TO DO
Take the entries that follow and write them out again, word for word.

╭─ DATASET RECORDS

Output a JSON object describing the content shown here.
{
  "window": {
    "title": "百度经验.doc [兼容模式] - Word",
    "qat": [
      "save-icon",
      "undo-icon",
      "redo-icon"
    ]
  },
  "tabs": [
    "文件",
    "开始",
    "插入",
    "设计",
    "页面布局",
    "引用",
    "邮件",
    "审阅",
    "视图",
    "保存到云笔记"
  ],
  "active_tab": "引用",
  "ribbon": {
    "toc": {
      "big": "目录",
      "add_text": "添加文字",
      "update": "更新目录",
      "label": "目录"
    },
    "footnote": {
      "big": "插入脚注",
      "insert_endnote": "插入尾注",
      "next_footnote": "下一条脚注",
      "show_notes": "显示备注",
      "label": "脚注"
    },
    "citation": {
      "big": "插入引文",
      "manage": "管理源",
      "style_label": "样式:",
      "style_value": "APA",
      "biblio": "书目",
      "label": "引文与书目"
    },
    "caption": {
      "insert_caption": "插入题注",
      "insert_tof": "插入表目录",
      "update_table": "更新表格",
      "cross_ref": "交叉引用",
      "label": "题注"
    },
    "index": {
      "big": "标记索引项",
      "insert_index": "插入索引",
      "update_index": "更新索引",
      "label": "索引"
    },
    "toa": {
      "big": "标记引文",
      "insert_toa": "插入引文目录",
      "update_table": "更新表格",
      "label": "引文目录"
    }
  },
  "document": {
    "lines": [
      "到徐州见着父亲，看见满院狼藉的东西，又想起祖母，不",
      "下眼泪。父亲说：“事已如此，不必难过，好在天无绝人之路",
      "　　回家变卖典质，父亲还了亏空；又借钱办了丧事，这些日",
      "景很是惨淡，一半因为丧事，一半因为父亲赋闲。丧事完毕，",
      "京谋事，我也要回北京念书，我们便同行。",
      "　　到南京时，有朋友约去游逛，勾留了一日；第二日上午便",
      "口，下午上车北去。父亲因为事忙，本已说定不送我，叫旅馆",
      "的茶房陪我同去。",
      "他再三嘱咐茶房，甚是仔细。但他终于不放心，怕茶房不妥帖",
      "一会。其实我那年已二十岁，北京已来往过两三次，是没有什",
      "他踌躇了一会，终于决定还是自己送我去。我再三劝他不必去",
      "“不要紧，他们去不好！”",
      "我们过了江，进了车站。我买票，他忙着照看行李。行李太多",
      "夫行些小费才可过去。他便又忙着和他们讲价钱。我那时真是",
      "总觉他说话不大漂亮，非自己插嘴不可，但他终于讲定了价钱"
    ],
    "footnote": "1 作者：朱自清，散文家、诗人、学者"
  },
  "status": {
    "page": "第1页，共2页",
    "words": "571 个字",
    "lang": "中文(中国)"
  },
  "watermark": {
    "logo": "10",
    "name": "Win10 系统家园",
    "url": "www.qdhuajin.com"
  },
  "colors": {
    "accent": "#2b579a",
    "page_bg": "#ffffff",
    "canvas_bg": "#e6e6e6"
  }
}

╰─

PROBLEM SOLUTION
Output a JSON object describing the content shown here.
{
  "window": {
    "title": "百度经验.doc [兼容模式] - Word",
    "qat": [
      "save-icon",
      "undo-icon",
      "redo-icon"
    ]
  },
  "tabs": [
    "文件",
    "开始",
    "插入",
    "设计",
    "页面布局",
    "引用",
    "邮件",
    "审阅",
    "视图",
    "保存到云笔记"
  ],
  "active_tab": "引用",
  "ribbon": {
    "toc": {
      "big": "目录",
      "add_text": "添加文字",
      "update": "更新目录",
      "label": "目录"
    },
    "footnote": {
      "big": "插入脚注",
      "insert_endnote": "插入尾注",
      "next_footnote": "下一条脚注",
      "show_notes": "显示备注",
      "label": "脚注"
    },
    "citation": {
      "big": "插入引文",
      "manage": "管理源",
      "style_label": "样式:",
      "style_value": "APA",
      "biblio": "书目",
      "label": "引文与书目"
    },
    "caption": {
      "insert_caption": "插入题注",
      "insert_tof": "插入表目录",
      "update_table": "更新表格",
      "cross_ref": "交叉引用",
      "label": "题注"
    },
    "index": {
      "big": "标记索引项",
      "insert_index": "插入索引",
      "update_index": "更新索引",
      "label": "索引"
    },
    "toa": {
      "big": "标记引文",
      "insert_toa": "插入引文目录",
      "update_table": "更新表格",
      "label": "引文目录"
    }
  },
  "document": {
    "lines": [
      "到徐州见着父亲，看见满院狼藉的东西，又想起祖母，不",
      "下眼泪。父亲说：“事已如此，不必难过，好在天无绝人之路",
      "　　回家变卖典质，父亲还了亏空；又借钱办了丧事，这些日",
      "景很是惨淡，一半因为丧事，一半因为父亲赋闲。丧事完毕，",
      "京谋事，我也要回北京念书，我们便同行。",
      "　　到南京时，有朋友约去游逛，勾留了一日；第二日上午便",
      "口，下午上车北去。父亲因为事忙，本已说定不送我，叫旅馆",
      "的茶房陪我同去。",
      "他再三嘱咐茶房，甚是仔细。但他终于不放心，怕茶房不妥帖",
      "一会。其实我那年已二十岁，北京已来往过两三次，是没有什",
      "他踌躇了一会，终于决定还是自己送我去。我再三劝他不必去",
      "“不要紧，他们去不好！”",
      "我们过了江，进了车站。我买票，他忙着照看行李。行李太多",
      "夫行些小费才可过去。他便又忙着和他们讲价钱。我那时真是",
      "总觉他说话不大漂亮，非自己插嘴不可，但他终于讲定了价钱"
    ],
    "footnote": "1 作者：朱自清，散文家、诗人、学者"
  },
  "status": {
    "page": "第1页，共2页",
    "words": "571 个字",
    "lang": "中文(中国)"
  },
  "watermark": {
    "logo": "10",
    "name": "Win10 系统家园",
    "url": "www.qdhuajin.com"
  },
  "colors": {
    "accent": "#2b579a",
    "page_bg": "#ffffff",
    "canvas_bg": "#e6e6e6"
  }
}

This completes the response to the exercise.